Newborn screening programs provide testing for all newborns born in this country for conditions that can potentially cause death or disability. Currently each state is responsible for its programs and the number of disorders screened varies from state to state. The current universal recommended metabolic screening panel may include 32 to 58 disorders. Expansion of the programs has impacted the role of nurses in the neonatal intensive care units (NICUs). Nurses are responsible for facilitating the screening process, educating the family, and assisting with follow-up. In addition, they are the first-line defense for emotional, spiritual, and social support.Purpose:
To review of the expansion of this program over time and discuss challenges the NICU nurse encounters.Methods/Search Strategy:
Research literatures along with the national recommendation by governmental and professional agencies were reviewed to obtain evidence on current practice recommendations.Findings/Results/implications for Practice and Research:
NICU nurses face several challenges with the expansion of newborn screening programs. This includes gaining knowledge to answer questions posed by empowered parents and educate them appropriately; ensuring quality of the process that minimizes errors and optimal communication; and, addressing ethical concerns about the storage and subsequent use of specimens.
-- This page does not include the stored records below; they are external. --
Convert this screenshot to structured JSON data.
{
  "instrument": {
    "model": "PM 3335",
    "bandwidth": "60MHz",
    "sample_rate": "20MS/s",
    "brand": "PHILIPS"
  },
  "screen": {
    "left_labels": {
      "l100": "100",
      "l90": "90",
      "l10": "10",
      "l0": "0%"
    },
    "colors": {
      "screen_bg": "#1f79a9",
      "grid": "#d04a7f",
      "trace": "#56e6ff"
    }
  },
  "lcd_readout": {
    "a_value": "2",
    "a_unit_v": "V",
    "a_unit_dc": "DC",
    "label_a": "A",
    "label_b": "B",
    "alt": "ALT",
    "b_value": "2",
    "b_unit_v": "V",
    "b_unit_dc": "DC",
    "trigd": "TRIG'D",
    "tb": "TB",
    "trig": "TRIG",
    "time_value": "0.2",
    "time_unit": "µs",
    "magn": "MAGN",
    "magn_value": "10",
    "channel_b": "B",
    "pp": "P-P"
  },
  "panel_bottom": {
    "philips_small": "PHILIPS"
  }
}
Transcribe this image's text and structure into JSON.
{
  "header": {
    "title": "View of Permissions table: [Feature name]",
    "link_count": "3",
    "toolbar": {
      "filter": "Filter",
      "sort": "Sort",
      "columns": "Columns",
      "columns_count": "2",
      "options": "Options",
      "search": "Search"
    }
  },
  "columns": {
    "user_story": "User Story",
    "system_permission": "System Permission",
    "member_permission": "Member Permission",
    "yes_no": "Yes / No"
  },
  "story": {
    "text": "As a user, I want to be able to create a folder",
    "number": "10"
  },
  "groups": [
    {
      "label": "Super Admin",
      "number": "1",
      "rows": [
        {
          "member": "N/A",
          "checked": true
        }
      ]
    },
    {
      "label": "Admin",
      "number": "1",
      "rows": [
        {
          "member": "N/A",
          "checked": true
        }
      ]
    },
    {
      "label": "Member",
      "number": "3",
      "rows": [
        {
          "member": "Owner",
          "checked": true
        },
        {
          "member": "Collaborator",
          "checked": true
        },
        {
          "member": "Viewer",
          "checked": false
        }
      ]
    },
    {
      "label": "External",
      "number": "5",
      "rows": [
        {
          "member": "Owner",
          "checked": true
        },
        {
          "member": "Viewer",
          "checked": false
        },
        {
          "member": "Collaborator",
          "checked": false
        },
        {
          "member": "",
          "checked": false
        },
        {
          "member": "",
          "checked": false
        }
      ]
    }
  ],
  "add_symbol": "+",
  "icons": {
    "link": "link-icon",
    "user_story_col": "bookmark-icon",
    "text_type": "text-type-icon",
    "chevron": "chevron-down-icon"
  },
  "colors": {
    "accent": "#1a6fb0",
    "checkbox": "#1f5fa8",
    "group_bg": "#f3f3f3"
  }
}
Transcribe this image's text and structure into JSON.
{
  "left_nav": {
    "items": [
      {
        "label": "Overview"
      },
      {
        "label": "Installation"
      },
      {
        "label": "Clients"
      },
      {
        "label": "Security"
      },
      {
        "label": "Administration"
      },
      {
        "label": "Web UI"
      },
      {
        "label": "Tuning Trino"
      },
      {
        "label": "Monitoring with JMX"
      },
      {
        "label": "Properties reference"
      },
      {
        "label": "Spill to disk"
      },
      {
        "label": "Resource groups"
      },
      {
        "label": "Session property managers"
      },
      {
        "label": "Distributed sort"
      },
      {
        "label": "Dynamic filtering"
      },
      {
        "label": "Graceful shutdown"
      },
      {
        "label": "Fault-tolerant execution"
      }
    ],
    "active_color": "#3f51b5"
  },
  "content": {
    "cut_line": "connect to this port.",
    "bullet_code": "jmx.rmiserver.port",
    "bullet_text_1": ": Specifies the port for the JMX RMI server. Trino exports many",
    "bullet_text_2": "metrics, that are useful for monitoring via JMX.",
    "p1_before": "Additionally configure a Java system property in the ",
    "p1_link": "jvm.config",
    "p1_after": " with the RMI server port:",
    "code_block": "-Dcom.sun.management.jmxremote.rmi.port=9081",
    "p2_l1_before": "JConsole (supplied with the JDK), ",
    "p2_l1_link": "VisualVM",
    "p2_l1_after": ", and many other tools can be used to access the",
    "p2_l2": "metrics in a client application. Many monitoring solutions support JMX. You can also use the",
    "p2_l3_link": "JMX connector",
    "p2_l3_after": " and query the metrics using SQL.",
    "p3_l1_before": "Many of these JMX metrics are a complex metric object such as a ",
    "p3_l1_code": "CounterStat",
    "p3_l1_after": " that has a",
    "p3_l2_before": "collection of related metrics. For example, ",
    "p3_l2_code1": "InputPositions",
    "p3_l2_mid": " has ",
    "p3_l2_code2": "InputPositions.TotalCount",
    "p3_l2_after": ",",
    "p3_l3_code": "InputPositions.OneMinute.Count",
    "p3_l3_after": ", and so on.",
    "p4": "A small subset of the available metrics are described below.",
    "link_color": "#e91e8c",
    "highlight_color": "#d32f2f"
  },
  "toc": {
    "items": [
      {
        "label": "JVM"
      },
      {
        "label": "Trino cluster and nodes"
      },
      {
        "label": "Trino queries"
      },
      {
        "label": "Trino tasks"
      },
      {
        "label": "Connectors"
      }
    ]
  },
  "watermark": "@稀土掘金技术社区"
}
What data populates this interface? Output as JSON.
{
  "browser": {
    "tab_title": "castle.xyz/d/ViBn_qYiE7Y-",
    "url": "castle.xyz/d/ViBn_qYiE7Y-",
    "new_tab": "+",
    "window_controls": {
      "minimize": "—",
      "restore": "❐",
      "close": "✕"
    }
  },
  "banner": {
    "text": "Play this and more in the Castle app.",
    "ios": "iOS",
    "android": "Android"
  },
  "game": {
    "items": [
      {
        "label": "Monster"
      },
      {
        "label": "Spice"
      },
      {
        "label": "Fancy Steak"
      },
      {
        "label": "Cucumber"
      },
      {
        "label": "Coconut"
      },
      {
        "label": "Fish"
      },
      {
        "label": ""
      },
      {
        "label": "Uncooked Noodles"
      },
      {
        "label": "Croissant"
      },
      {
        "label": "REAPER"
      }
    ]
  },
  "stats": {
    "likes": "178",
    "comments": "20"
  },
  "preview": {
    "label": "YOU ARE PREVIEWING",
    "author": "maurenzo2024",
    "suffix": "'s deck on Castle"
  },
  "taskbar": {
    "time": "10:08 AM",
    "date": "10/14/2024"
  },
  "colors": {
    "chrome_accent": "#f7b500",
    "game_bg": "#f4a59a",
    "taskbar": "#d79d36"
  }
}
New and ongoing research can measure and ensure provision of quality services provided through the NICUs globally.